*SUPPLIED RECORDS*:

▼

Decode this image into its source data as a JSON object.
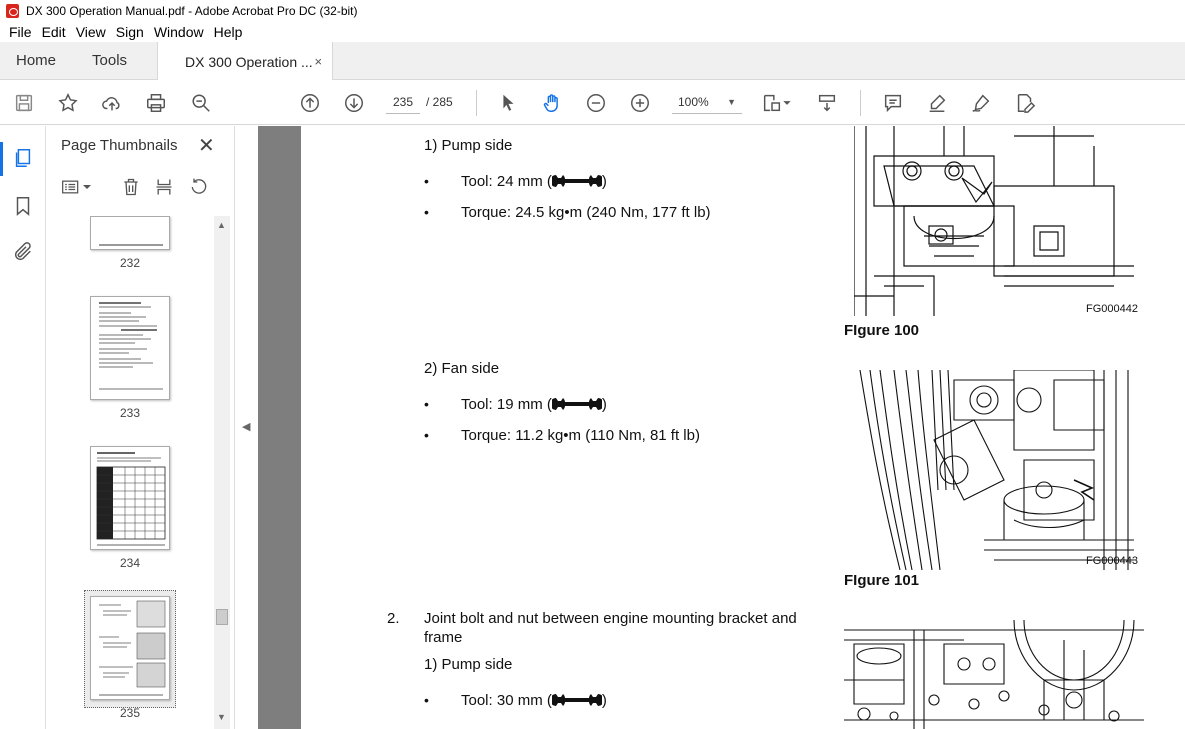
{
  "window": {
    "title": "DX 300 Operation Manual.pdf - Adobe Acrobat Pro DC (32-bit)"
  },
  "menu": [
    "File",
    "Edit",
    "View",
    "Sign",
    "Window",
    "Help"
  ],
  "tabs": {
    "home": "Home",
    "tools": "Tools",
    "document": "DX 300 Operation ...",
    "close": "×"
  },
  "toolbar": {
    "current_page": "235",
    "page_total": "/ 285",
    "zoom": "100%"
  },
  "thumbnails": {
    "title": "Page Thumbnails",
    "close": "✕",
    "pages": [
      {
        "label": "232"
      },
      {
        "label": "233"
      },
      {
        "label": "234"
      },
      {
        "label": "235",
        "selected": true
      }
    ]
  },
  "document": {
    "item1_sub1": "1) Pump side",
    "item1_tool": "Tool: 24 mm (",
    "item1_torque": "Torque: 24.5 kg•m (240 Nm, 177 ft lb)",
    "fig100_code": "FG000442",
    "fig100_caption": "FIgure 100",
    "item1_sub2": "2) Fan side",
    "item1b_tool": "Tool: 19 mm (",
    "item1b_torque": "Torque: 11.2 kg•m (110 Nm, 81 ft lb)",
    "fig101_code": "FG000443",
    "fig101_caption": "FIgure 101",
    "item2_number": "2.",
    "item2_line1": "Joint bolt and nut between engine mounting bracket and",
    "item2_line2": "frame",
    "item2_sub1": "1) Pump side",
    "item2_tool": "Tool: 30 mm (",
    "close_paren": ")",
    "bullet": "•"
  },
  "colors": {
    "accent": "#1473e6",
    "pdf_red": "#d9261c",
    "doc_bg": "#7e7e7e"
  }
}
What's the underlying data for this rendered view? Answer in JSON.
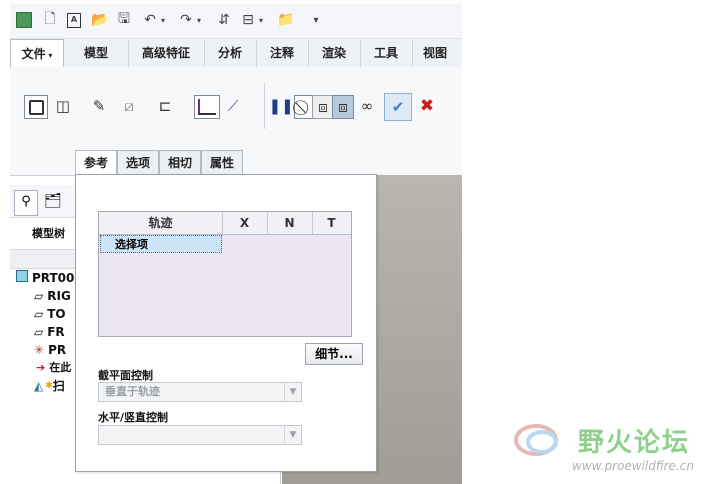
{
  "menu": {
    "items": [
      "文件",
      "模型",
      "高级特征",
      "分析",
      "注释",
      "渲染",
      "工具",
      "视图"
    ]
  },
  "dashboard": {
    "tabs": [
      "参考",
      "选项",
      "相切",
      "属性"
    ]
  },
  "left_panel": {
    "tree_label": "模型树",
    "items": [
      "PRT00",
      "RIG",
      "TO",
      "FR",
      "PR",
      "在此",
      "扫"
    ]
  },
  "reference_panel": {
    "table": {
      "headers": [
        "轨迹",
        "X",
        "N",
        "T"
      ],
      "selected_cell": "选择项"
    },
    "detail_button": "细节...",
    "section_plane_control": {
      "label": "截平面控制",
      "value": "垂直于轨迹"
    },
    "horiz_vert_control": {
      "label": "水平/竖直控制",
      "value": ""
    }
  },
  "watermark": {
    "text": "野火论坛",
    "url": "www.proewildfire.cn"
  },
  "colors": {
    "confirm": "#3a7fc8",
    "cancel": "#d21a1a",
    "selection": "#cce4f7"
  }
}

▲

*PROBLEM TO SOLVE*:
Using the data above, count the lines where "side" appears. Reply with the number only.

*RESULT OF THIS TASK*:
3